RECORDS PROVIDED section start

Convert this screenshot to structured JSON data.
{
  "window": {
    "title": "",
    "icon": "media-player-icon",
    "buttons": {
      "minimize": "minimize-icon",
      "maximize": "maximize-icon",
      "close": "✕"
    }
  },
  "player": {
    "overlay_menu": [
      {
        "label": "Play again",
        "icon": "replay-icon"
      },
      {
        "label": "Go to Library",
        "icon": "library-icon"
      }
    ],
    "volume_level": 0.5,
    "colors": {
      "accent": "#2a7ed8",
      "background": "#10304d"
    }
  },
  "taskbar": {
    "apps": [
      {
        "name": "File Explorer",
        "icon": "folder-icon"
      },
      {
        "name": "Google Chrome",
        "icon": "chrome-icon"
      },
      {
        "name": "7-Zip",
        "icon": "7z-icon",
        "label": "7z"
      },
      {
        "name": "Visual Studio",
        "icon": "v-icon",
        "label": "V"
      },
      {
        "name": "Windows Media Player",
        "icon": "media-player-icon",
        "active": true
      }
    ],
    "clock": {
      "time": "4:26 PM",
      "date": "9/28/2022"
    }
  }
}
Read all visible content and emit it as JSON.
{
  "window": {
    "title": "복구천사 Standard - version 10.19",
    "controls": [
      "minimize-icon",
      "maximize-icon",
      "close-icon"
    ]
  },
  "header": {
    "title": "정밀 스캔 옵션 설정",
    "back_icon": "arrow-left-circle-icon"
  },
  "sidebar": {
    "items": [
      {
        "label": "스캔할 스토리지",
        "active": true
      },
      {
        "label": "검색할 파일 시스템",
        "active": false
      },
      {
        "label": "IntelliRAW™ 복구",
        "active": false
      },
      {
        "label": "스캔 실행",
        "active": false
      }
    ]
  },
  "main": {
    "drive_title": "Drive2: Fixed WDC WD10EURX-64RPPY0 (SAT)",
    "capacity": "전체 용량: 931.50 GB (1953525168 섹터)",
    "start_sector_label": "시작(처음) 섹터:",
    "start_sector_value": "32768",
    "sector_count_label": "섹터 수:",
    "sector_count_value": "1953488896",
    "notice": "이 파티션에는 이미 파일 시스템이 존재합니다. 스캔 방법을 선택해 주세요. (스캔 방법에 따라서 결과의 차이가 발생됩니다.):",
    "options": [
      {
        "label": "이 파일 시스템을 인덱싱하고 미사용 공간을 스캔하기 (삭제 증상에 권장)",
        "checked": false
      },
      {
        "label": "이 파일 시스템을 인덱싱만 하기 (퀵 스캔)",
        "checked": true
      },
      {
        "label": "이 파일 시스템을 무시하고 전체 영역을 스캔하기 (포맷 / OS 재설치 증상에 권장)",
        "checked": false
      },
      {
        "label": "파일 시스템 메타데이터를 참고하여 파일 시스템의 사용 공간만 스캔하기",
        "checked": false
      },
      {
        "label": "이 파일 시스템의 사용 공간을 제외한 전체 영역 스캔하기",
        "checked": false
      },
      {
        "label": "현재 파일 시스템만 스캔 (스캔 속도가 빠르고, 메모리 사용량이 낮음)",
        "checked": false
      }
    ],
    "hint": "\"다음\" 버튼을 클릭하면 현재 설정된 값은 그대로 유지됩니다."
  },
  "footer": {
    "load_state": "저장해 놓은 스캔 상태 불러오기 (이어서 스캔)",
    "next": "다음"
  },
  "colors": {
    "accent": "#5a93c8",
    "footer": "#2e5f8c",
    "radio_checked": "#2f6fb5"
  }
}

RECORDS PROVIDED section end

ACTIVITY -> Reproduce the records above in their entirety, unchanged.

OUTPUT OF THE EXERCISE ->
Convert this screenshot to structured JSON data.
{
  "window": {
    "title": "",
    "icon": "media-player-icon",
    "buttons": {
      "minimize": "minimize-icon",
      "maximize": "maximize-icon",
      "close": "✕"
    }
  },
  "player": {
    "overlay_menu": [
      {
        "label": "Play again",
        "icon": "replay-icon"
      },
      {
        "label": "Go to Library",
        "icon": "library-icon"
      }
    ],
    "volume_level": 0.5,
    "colors": {
      "accent": "#2a7ed8",
      "background": "#10304d"
    }
  },
  "taskbar": {
    "apps": [
      {
        "name": "File Explorer",
        "icon": "folder-icon"
      },
      {
        "name": "Google Chrome",
        "icon": "chrome-icon"
      },
      {
        "name": "7-Zip",
        "icon": "7z-icon",
        "label": "7z"
      },
      {
        "name": "Visual Studio",
        "icon": "v-icon",
        "label": "V"
      },
      {
        "name": "Windows Media Player",
        "icon": "media-player-icon",
        "active": true
      }
    ],
    "clock": {
      "time": "4:26 PM",
      "date": "9/28/2022"
    }
  }
}
Read all visible content and emit it as JSON.
{
  "window": {
    "title": "복구천사 Standard - version 10.19",
    "controls": [
      "minimize-icon",
      "maximize-icon",
      "close-icon"
    ]
  },
  "header": {
    "title": "정밀 스캔 옵션 설정",
    "back_icon": "arrow-left-circle-icon"
  },
  "sidebar": {
    "items": [
      {
        "label": "스캔할 스토리지",
        "active": true
      },
      {
        "label": "검색할 파일 시스템",
        "active": false
      },
      {
        "label": "IntelliRAW™ 복구",
        "active": false
      },
      {
        "label": "스캔 실행",
        "active": false
      }
    ]
  },
  "main": {
    "drive_title": "Drive2: Fixed WDC WD10EURX-64RPPY0 (SAT)",
    "capacity": "전체 용량: 931.50 GB (1953525168 섹터)",
    "start_sector_label": "시작(처음) 섹터:",
    "start_sector_value": "32768",
    "sector_count_label": "섹터 수:",
    "sector_count_value": "1953488896",
    "notice": "이 파티션에는 이미 파일 시스템이 존재합니다. 스캔 방법을 선택해 주세요. (스캔 방법에 따라서 결과의 차이가 발생됩니다.):",
    "options": [
      {
        "label": "이 파일 시스템을 인덱싱하고 미사용 공간을 스캔하기 (삭제 증상에 권장)",
        "checked": false
      },
      {
        "label": "이 파일 시스템을 인덱싱만 하기 (퀵 스캔)",
        "checked": true
      },
      {
        "label": "이 파일 시스템을 무시하고 전체 영역을 스캔하기 (포맷 / OS 재설치 증상에 권장)",
        "checked": false
      },
      {
        "label": "파일 시스템 메타데이터를 참고하여 파일 시스템의 사용 공간만 스캔하기",
        "checked": false
      },
      {
        "label": "이 파일 시스템의 사용 공간을 제외한 전체 영역 스캔하기",
        "checked": false
      },
      {
        "label": "현재 파일 시스템만 스캔 (스캔 속도가 빠르고, 메모리 사용량이 낮음)",
        "checked": false
      }
    ],
    "hint": "\"다음\" 버튼을 클릭하면 현재 설정된 값은 그대로 유지됩니다."
  },
  "footer": {
    "load_state": "저장해 놓은 스캔 상태 불러오기 (이어서 스캔)",
    "next": "다음"
  },
  "colors": {
    "accent": "#5a93c8",
    "footer": "#2e5f8c",
    "radio_checked": "#2f6fb5"
  }
}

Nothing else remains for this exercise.